"He seems to be a sensitive person." "Does he?" Focus Features has debuted a new full-length trailer for Sofia Coppola's latest film, titled The Beguiled, adapted from Thomas Cullinan's Southern Gothic novel. Set during the Civil War, an injured Union soldier ends up being nursed back to life at an all-girls' boarding school in the Confederate south. Soon the girls begin to turn on him, making this into more than it seems at first glance. Colin Farrell plays the soldier, and the cast includes Nicole Kidman, Kirsten Dunst, Elle Fanning, and Oona Laurence. This looks like a rather twisted, wicked, seductive film from Coppola.
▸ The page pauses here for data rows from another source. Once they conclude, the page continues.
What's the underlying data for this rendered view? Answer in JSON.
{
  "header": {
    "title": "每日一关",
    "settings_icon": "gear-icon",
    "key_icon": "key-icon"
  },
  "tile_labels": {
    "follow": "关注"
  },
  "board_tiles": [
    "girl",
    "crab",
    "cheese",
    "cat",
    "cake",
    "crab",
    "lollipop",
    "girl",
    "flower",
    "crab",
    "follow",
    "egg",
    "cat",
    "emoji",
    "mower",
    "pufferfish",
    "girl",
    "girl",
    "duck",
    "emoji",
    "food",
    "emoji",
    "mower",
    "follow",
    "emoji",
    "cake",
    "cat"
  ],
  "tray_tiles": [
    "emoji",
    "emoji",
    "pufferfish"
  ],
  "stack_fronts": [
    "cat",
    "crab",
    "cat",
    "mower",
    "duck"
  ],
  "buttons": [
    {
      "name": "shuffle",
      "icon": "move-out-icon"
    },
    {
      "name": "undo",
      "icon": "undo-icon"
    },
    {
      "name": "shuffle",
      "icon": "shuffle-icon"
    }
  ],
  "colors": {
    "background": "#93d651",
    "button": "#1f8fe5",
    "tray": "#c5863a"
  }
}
The Beguiled will premiere at the Cannes Film Festival this May. Expect to hear plenty of buzz about this soon.
"I want you to suffer the way I'm suffering now!" Imagination Worldwide has debuted an official trailer for an indie drama titled Paint it Black, the feature directorial debut of actress Amber Tamblyn, who also co-wrote the script, adapting Janet Fitch's book of the same name. The film stars Alia Shawkat, Alfred Molina, Janet McTeer, Emily Rios, Annabelle Attanasio, John Roberts, and Rhys Wakefield. The story follows Shawkat as Josie, who learns that her boyfriend has died, and she struggles with both grief and his intense, cruel mother, played by McTeer. Tamblyn says: "My hope was to make a movie that was as visually intoxicating as it is psychologically — a true and twisted look at the violent, terrifying, and beautiful subconscious lives of women in the throws of major life changes." This definitely looks stylish. Take a look.
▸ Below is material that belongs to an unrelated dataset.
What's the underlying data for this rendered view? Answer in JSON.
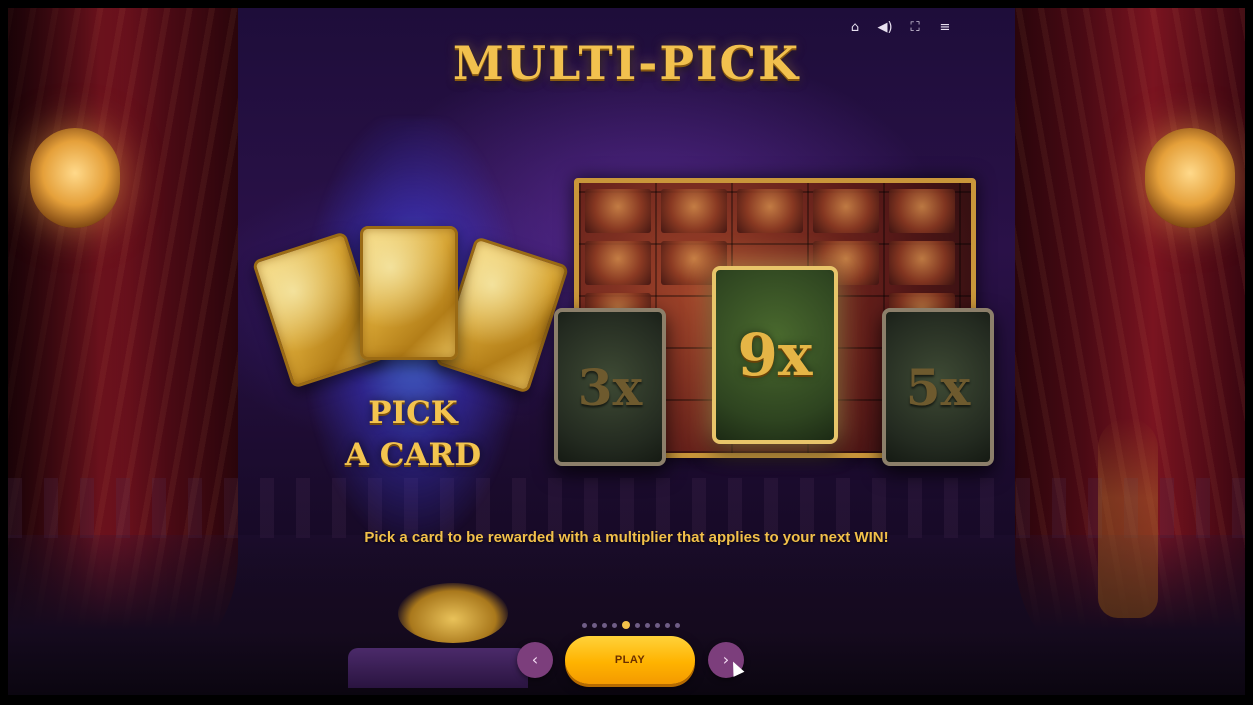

"Think about what's best for your son." A24 has debuted an official trailer for the acclaimed indie drama titled Menashe, a very unique film set entirely within Brooklyn's ultra-orthodox Jewish community. The film tells the story of a widowed father of a young son, struggling to make ends meet and stay in his kid's life. His Rabbi has required that his son live with his strict uncle's family, but Menashe is given one more week to prove he's a capable parent. Starring Menashe Lustig as Menashe, and Ruben Nyborg. This was filmed in secret in the neighborhood, and is one of the few films that is entirely in Yiddish, preserving the integrity of the culture it's portraying. This is a good gem to seek out, and has a tender, charming side to it.
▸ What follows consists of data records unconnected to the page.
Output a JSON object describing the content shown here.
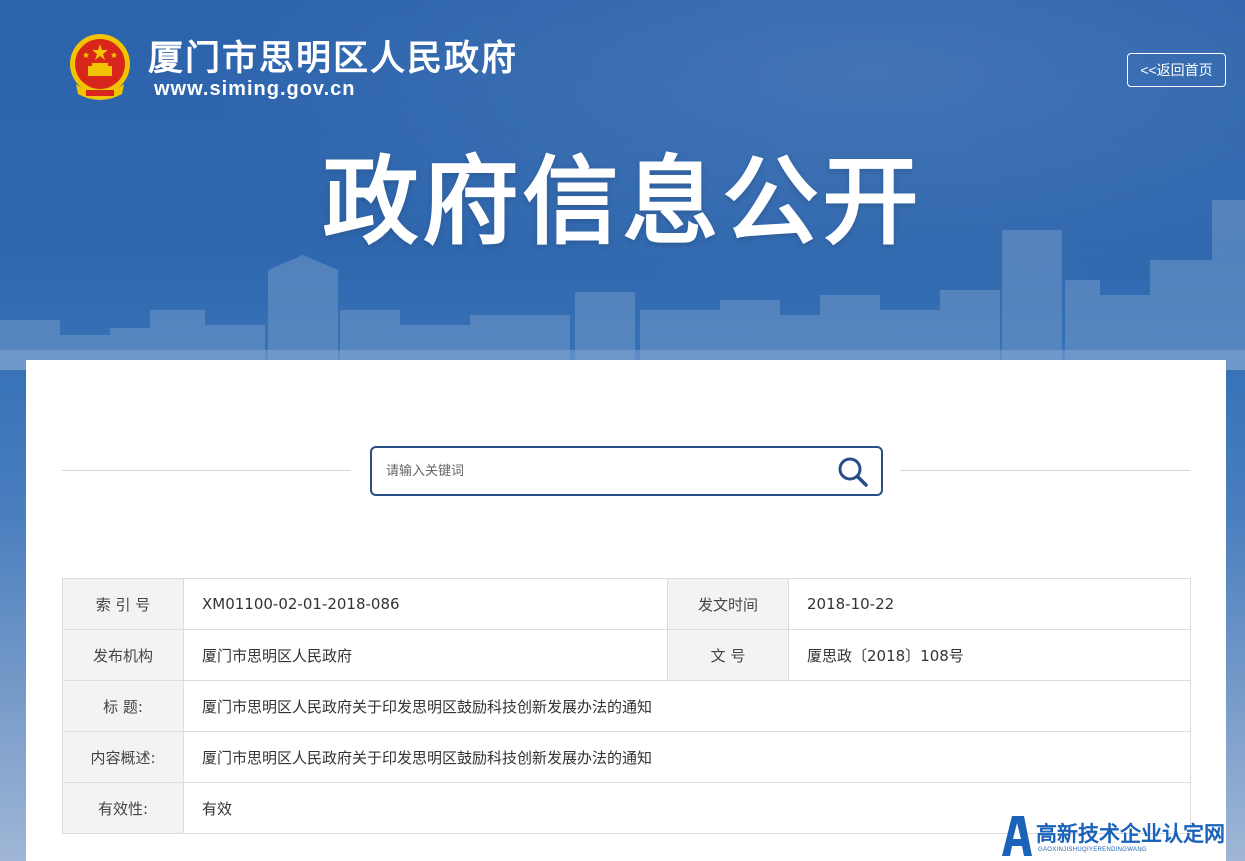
{
  "header": {
    "site_title": "厦门市思明区人民政府",
    "site_url": "www.siming.gov.cn",
    "home_button_label": "<<返回首页",
    "banner_title": "政府信息公开"
  },
  "search": {
    "placeholder": "请输入关键词",
    "value": ""
  },
  "info_table": {
    "index_label": "索 引 号",
    "index_value": "XM01100-02-01-2018-086",
    "date_label": "发文时间",
    "date_value": "2018-10-22",
    "publisher_label": "发布机构",
    "publisher_value": "厦门市思明区人民政府",
    "doc_no_label": "文 号",
    "doc_no_value": "厦思政〔2018〕108号",
    "title_label": "标 题:",
    "title_value": "厦门市思明区人民政府关于印发思明区鼓励科技创新发展办法的通知",
    "summary_label": "内容概述:",
    "summary_value": "厦门市思明区人民政府关于印发思明区鼓励科技创新发展办法的通知",
    "validity_label": "有效性:",
    "validity_value": "有效"
  },
  "watermark": {
    "text": "高新技术企业认定网",
    "subtext": "GAOXINJISHUQIYERENDINGWANG"
  },
  "colors": {
    "banner_blue": "#2f67ae",
    "search_border": "#274f86",
    "label_bg": "#f3f3f3",
    "watermark_blue": "#1a63b8"
  }
}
"It's not about us. The dilemma is our children." Grasshopper Films has unveiled an official trailer for the acclaimed, award-winning documentary Last Men in Aleppo, taking us deep inside the war in Syria. The film profiles and follows three different founding members of the humanitarian group known as "The White Helmets" (official website), who have stayed behind in Aleppo while the city is still under siege in an effort to save lives. This trailer cuts right down to it, and is a heartrending, harrowing look at how bad the war in Syria has become, and what it's doing to that country. I missed this at Sundance, where it won the World Cinema Grand Jury Prize, but I'm planning to catch it as soon as it's released. This should be on your radar.